So I think that's part of my annoyance with the day - it's become politics as usual. Instead of remembering what happened, the main response is to respond to the political occurances that have happened since. (And I have to admit I'm guilty of it too - at one point John Corzine, the NJ gov, was on TV reading names of the dead, and the first thing I though was "man, I can't stand that guy").

I think it's important to remember 9/11, especially as a reminder that we need to always be vigilant about terrorism, that it can happen any time, and that thousands died just for going about their lives on that day. When it happened, I thought America was going to turn into Israel, where acts of terror happened regularly, where going to the grocery store or getting a piece of pizza or getting on a bus could kill you. That didn't happen, and I think the fact that we've been vigilant has been much of the reason.

But I wish the day could just be a reminder of the tragedy, and not another day of the same things people have been saying for the last 5 years.

Sunday, September 10, 2006

wake up every morning and hop on the express, yellow line Q headed for a job with a desk...

I've been going to work for years, but the last week or so is the first time I've had a real commute.

In the past, I've had commutes, but I've always been going the opposite direction of everyone else, or I worked nights and drove at a different time as everyone else.

That changed. I moved to the suburbs a couple months ago, and now I'm driving from the White Marsh area to Baltimore City. It wasn't too bad during the summer, but now that school's started, it's gotten a lot less fun.

Part of this is because I work at a college, and come September, something annoying happens - a bunch of students come back and take up all the good parking spaces. And since the college will no longer recogize my truck as a "service vehicle", I actually have to park on the street, which means I need to get there early enough to get a spot. There is more traffic earlier, plus there is more traffic now that there are school busses and parents dropping kids off, so now my commute is longer. When I lived in the city and was driving against traffic, I could be at work in 12 minutes. During the summer, I could make it in 35. Now, it takes me an hour to get from my door to my cube.

I don't mind driving. But I hate sitting in traffic. It's frustrating because I'm sitting there, burning gas and using up the time that I have on this earth (which is already rather short thanks to my love of deep-fried cheese) sitting in my truck. It's annoying because I know that if it wasn't for the timing, i'd be there so much faster. When I drive back from the gym, or make the trip on a weekend, it takes me 20 minutes. But at rush hour, it takes me an hour- 3x as long. It's depressing, and makes me wish for more flexible work hours. (I've tried to convince my boss that he should let me come in early, which not only would probably involve less traffic but would also let me park closer to work on a nearby street, but he won't let me. I'm not sure why - I figure I can do nothing as well from 7:30 to 4 as from 8:30 to 5)(note to anyone in a management position at my organization reading this- that was a joke.)
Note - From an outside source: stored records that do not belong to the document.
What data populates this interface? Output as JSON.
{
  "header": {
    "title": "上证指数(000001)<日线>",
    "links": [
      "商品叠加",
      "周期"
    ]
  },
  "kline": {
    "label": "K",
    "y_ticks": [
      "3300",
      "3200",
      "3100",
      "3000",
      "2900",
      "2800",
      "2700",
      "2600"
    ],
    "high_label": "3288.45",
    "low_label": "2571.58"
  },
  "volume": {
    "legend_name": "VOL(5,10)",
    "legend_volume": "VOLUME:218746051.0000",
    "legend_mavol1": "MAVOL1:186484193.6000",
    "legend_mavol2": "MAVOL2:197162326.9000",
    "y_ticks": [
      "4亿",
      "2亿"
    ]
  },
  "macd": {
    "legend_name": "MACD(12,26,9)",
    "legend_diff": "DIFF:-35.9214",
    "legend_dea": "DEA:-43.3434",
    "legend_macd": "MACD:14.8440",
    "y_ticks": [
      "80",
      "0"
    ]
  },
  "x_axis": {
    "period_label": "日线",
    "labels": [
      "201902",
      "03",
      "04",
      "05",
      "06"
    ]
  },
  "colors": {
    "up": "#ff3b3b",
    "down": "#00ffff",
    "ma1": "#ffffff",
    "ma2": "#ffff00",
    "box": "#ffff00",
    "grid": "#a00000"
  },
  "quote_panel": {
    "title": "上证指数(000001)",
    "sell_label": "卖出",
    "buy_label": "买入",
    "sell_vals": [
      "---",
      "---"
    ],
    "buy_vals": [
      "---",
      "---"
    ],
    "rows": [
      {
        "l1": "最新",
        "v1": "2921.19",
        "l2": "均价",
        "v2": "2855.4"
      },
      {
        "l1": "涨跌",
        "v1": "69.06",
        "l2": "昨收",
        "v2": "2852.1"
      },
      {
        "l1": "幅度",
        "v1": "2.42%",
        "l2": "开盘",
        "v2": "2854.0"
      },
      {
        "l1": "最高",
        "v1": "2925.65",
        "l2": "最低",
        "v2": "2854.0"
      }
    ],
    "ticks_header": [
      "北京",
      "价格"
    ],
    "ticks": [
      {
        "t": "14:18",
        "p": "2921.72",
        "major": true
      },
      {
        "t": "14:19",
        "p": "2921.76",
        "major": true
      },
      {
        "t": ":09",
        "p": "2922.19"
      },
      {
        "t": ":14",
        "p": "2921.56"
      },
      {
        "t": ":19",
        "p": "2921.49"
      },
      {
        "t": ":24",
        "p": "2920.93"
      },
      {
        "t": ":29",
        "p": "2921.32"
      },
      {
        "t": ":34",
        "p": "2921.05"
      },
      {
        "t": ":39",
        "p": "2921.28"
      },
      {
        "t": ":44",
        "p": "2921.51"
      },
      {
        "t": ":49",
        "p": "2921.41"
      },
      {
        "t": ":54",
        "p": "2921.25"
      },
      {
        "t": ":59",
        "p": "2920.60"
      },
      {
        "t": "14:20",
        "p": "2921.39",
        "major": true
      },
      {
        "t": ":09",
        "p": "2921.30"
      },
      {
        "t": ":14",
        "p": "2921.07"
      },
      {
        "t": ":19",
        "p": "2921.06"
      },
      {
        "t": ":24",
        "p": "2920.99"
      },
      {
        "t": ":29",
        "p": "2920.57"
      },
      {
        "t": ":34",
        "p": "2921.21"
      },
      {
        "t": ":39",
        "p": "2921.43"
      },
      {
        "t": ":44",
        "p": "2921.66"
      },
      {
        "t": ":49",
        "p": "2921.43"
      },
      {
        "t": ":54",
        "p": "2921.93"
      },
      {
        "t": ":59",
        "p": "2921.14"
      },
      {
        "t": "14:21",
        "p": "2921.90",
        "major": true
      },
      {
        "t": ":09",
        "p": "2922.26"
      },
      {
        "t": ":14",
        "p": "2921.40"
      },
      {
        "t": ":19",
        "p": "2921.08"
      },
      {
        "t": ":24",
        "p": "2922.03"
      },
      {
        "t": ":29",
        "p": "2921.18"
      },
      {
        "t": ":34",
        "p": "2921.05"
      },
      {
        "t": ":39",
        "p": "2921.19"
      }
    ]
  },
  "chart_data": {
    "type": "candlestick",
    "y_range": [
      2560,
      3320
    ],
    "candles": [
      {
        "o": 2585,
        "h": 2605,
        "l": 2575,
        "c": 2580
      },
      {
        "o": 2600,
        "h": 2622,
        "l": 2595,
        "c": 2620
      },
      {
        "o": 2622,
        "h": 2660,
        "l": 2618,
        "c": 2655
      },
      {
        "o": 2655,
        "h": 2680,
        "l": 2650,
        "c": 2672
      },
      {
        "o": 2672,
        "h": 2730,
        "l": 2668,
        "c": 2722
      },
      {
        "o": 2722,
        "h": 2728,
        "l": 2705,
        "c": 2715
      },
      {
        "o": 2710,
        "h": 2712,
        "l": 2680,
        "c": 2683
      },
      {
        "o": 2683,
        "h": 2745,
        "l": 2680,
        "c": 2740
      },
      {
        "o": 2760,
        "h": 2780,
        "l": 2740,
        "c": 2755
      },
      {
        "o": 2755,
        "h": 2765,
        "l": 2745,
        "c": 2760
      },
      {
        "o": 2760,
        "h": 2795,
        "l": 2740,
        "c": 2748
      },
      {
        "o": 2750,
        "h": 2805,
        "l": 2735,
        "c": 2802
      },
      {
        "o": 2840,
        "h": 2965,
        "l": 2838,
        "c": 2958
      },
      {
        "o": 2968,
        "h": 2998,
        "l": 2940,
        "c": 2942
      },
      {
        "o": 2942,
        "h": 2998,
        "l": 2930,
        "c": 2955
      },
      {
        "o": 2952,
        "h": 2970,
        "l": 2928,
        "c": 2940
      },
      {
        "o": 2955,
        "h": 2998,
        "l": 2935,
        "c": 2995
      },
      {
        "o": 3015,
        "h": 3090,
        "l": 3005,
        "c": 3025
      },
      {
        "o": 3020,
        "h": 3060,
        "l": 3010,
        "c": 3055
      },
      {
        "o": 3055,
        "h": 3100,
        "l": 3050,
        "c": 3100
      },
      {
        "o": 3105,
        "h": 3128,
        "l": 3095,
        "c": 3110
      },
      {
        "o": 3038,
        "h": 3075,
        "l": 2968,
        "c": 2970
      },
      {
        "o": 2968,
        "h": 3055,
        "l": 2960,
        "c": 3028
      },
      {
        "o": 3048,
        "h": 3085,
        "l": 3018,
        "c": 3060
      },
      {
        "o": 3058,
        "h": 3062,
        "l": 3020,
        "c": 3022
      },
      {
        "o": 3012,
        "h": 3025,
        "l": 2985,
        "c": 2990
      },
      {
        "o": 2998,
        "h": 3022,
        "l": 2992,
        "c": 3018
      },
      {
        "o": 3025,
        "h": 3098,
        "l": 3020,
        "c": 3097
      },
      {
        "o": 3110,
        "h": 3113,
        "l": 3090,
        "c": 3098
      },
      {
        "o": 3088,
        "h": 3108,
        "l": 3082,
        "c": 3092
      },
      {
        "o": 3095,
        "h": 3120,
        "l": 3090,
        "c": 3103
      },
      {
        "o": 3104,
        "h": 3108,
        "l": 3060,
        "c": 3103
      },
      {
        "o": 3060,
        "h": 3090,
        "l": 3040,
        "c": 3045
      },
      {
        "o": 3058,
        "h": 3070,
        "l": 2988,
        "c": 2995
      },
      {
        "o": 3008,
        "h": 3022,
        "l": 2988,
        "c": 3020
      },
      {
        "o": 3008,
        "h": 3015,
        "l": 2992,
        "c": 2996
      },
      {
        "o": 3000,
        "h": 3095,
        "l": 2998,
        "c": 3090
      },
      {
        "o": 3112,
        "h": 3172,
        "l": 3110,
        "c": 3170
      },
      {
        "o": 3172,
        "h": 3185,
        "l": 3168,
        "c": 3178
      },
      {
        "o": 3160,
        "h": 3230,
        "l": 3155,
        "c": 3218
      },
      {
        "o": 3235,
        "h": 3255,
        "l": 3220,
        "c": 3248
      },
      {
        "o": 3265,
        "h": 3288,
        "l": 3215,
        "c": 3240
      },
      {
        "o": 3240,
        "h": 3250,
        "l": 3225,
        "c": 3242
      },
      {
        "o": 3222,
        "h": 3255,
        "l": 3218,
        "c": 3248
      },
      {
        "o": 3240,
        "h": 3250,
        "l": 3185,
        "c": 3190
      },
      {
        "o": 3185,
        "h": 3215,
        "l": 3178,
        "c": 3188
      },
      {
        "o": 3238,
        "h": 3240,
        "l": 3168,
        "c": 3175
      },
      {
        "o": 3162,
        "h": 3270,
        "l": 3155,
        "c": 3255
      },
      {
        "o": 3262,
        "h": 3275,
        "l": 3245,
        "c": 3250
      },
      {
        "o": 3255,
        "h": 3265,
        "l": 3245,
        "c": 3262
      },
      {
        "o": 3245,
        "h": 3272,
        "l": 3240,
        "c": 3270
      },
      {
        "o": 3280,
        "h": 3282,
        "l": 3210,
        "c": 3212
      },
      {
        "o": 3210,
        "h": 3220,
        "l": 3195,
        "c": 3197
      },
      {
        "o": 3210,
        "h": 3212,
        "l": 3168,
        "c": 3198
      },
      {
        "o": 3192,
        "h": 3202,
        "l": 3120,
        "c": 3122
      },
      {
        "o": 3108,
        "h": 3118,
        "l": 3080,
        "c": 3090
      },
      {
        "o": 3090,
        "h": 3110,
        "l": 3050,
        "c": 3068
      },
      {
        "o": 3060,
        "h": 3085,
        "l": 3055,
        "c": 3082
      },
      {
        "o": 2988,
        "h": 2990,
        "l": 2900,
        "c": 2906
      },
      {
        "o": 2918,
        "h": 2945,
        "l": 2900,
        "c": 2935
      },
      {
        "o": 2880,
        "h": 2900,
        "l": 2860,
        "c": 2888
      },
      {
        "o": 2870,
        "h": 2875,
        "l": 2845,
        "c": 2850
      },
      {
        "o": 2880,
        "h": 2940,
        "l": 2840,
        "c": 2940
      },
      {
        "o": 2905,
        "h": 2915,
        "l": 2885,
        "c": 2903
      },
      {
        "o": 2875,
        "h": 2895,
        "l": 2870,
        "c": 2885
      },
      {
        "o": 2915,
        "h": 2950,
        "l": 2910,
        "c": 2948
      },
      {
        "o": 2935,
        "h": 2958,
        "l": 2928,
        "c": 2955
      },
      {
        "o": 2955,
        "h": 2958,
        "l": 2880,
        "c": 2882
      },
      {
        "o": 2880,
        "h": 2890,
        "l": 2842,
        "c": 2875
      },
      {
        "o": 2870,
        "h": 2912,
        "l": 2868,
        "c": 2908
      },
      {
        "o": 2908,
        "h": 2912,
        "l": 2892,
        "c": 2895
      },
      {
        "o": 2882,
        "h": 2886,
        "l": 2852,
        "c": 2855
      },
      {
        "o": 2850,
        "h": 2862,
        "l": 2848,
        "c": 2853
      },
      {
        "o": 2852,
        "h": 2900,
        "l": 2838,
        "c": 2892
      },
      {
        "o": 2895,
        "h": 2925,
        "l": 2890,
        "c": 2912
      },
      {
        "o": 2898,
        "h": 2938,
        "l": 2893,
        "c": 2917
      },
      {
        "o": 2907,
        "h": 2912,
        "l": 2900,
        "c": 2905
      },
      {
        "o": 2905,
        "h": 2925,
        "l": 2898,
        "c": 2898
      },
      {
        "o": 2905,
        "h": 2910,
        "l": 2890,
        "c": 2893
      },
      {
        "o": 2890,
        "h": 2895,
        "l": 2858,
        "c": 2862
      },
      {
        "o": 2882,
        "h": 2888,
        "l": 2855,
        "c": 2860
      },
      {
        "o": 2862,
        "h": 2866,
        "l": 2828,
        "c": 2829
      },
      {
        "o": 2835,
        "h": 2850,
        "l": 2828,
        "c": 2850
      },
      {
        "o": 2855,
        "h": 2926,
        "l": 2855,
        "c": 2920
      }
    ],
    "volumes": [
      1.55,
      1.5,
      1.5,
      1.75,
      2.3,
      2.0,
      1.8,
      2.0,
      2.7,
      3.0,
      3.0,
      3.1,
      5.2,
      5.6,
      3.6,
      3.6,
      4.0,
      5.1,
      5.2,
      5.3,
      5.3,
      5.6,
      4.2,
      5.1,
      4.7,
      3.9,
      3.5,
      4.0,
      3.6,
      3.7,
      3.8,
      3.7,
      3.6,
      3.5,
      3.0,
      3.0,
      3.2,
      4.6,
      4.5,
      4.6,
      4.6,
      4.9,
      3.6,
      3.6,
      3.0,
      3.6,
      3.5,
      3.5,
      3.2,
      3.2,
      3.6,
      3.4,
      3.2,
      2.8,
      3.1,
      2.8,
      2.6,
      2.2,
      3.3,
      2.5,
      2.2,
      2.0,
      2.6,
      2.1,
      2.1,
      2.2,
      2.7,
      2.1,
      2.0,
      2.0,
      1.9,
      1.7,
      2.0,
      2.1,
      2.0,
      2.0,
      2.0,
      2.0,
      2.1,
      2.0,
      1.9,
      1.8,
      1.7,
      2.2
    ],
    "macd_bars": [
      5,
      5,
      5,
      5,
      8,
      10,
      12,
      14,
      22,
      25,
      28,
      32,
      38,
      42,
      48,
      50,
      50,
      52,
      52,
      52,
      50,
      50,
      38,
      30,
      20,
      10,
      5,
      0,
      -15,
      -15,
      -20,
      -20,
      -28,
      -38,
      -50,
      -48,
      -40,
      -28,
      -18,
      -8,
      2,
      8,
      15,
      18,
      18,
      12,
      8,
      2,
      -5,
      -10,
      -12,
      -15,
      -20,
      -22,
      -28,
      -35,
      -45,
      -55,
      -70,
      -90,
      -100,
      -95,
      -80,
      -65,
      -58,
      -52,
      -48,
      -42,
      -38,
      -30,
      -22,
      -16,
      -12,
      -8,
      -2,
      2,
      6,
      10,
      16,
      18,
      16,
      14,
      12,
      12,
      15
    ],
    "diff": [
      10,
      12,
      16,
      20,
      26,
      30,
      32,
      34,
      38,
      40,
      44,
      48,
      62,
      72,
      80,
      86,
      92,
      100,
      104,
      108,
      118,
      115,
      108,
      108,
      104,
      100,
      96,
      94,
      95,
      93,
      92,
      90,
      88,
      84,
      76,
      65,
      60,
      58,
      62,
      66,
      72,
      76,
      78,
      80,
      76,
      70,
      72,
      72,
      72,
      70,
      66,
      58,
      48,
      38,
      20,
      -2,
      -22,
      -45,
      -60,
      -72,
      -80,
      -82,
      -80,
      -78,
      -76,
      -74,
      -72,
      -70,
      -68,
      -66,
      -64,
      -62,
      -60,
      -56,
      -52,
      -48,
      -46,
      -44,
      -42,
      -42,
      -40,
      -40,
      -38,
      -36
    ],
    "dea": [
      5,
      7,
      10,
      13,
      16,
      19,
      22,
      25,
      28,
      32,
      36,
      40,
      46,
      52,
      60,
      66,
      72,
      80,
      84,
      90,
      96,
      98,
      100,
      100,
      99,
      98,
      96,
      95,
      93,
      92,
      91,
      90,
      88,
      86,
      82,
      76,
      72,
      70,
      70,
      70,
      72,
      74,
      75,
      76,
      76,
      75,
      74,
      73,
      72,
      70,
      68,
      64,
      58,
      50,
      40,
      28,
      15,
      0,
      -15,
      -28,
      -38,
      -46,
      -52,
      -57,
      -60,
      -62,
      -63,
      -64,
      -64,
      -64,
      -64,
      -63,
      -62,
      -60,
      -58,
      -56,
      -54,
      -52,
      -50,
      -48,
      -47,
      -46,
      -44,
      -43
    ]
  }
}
I've been trying to find a faster way to get to work, but they all seem to take me about the same amount of time - I can shave off a minute here or there, or be on a longer but emptier road instead of a shorter, busier one that takes the same amount of time, but there is no secret way of getting there that takes half the time. This is pretty much what David Freidman talks about in his book Hidden Order. He pointed out that economics suggests that things will always go to their most efficient use - and that's why whatever traffic lane you are in is the busiest - because people keep switching lanes until there is equillibrium. The same happens with routes. I'm not the only person trying to find a new one, and they all pretty much wind up going into equillibrium.

Which means that I'll be spending lots of time in my truck, waiting.